→ PROBLEM STATEMENT
Copy each line from the listing below where the word "subtitle" shows up.

→ RECORDS SHOWN
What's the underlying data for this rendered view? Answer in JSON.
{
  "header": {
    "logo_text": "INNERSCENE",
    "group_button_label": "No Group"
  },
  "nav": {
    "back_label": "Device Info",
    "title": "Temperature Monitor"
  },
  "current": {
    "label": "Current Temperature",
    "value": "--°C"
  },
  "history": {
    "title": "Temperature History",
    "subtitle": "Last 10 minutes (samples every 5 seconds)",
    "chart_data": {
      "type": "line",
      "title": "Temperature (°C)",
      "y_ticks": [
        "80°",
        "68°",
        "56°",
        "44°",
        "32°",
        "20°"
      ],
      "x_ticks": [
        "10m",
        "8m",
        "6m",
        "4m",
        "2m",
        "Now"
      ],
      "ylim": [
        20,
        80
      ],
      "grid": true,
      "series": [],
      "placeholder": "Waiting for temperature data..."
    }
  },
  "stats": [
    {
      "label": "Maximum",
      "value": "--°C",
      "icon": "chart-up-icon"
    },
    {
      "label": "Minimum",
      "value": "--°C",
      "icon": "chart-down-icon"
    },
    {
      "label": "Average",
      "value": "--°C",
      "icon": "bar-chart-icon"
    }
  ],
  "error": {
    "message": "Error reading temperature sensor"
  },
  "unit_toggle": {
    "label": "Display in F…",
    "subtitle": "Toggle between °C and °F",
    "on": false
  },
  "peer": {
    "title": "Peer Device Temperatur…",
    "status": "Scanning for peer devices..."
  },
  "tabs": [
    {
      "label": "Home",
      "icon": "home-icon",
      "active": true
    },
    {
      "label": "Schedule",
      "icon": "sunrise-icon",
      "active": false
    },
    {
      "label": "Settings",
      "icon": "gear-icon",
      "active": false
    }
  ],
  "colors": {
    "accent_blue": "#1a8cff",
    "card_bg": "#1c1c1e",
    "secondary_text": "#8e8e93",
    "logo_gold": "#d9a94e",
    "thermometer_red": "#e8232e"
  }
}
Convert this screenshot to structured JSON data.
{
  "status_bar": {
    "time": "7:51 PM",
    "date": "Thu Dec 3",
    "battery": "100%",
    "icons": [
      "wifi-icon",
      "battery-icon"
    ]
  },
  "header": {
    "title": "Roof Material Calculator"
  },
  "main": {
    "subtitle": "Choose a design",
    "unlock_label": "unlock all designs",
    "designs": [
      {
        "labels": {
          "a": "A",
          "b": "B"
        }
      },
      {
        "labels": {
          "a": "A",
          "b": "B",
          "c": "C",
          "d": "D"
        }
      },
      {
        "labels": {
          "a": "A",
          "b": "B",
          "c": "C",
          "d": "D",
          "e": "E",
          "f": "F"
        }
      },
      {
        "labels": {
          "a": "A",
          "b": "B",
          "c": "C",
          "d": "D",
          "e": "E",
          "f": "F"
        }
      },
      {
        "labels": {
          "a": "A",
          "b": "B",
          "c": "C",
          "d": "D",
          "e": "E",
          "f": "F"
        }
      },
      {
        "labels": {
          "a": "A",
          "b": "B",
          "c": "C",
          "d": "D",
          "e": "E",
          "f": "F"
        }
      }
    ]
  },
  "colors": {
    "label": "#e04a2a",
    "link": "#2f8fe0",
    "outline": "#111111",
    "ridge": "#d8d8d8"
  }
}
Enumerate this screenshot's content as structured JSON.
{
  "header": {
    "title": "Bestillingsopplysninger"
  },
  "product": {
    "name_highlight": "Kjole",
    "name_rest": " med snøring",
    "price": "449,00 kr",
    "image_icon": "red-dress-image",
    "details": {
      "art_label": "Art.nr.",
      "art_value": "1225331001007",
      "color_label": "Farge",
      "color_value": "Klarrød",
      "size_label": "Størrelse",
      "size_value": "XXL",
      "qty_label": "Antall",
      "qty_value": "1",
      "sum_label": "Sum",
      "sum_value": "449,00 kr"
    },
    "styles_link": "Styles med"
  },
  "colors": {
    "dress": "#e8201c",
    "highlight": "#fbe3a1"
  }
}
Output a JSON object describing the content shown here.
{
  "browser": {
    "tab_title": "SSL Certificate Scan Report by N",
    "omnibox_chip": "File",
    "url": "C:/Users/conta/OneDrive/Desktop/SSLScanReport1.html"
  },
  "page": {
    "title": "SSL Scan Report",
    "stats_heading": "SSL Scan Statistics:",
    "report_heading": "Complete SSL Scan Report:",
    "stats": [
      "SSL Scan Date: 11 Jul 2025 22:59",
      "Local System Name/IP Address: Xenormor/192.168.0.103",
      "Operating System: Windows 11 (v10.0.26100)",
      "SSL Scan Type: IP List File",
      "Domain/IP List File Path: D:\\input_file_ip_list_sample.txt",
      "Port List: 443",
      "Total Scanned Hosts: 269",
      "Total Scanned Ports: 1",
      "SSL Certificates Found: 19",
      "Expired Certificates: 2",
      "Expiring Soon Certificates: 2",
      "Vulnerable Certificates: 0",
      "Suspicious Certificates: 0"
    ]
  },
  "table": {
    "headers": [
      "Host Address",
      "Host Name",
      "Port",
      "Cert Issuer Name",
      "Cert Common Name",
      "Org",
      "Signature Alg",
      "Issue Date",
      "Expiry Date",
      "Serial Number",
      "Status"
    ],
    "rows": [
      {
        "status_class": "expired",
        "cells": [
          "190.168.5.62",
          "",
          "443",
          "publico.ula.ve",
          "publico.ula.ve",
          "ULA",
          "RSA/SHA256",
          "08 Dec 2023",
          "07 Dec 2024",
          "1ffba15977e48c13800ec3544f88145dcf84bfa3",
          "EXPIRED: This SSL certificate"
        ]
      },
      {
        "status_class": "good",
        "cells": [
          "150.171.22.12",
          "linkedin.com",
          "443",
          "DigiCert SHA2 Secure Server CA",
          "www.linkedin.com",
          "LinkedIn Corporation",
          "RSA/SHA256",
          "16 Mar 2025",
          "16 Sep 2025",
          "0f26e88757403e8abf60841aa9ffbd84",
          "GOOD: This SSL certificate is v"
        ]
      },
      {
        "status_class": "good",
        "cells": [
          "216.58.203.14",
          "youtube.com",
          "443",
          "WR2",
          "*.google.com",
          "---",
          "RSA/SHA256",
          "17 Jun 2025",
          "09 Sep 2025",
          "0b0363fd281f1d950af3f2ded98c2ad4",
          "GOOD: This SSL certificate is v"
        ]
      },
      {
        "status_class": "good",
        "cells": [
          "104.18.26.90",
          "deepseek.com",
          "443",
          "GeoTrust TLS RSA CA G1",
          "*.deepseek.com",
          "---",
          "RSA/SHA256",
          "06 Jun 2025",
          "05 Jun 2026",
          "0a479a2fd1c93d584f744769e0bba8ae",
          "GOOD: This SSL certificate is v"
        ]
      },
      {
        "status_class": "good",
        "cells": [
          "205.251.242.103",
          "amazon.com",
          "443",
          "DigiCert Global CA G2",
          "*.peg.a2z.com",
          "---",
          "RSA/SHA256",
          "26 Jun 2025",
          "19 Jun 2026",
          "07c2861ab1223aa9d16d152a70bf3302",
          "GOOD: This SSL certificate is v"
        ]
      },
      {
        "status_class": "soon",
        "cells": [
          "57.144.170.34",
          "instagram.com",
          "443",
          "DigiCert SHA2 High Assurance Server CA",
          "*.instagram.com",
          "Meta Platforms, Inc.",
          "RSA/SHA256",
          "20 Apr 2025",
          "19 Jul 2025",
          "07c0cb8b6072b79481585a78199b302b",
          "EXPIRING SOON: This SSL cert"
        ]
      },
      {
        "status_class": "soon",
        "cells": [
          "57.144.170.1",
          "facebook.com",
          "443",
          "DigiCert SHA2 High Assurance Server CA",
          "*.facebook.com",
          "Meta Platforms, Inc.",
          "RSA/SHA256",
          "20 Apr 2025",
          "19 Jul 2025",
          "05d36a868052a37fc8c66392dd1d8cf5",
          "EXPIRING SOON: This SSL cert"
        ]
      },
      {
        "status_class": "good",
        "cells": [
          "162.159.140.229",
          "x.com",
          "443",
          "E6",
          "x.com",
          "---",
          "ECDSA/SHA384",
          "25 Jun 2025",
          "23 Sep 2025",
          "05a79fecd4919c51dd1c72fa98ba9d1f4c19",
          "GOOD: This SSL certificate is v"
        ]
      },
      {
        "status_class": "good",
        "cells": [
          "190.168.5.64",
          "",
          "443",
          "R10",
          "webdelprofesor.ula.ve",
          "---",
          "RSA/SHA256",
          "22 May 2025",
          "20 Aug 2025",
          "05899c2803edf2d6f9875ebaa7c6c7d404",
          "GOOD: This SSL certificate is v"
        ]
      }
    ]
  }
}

→ SOLVED EXERCISE
    "subtitle": "Last 10 minutes (samples every 5 seconds)",
    "subtitle": "Toggle between °C and °F",
    "subtitle": "Choose a design",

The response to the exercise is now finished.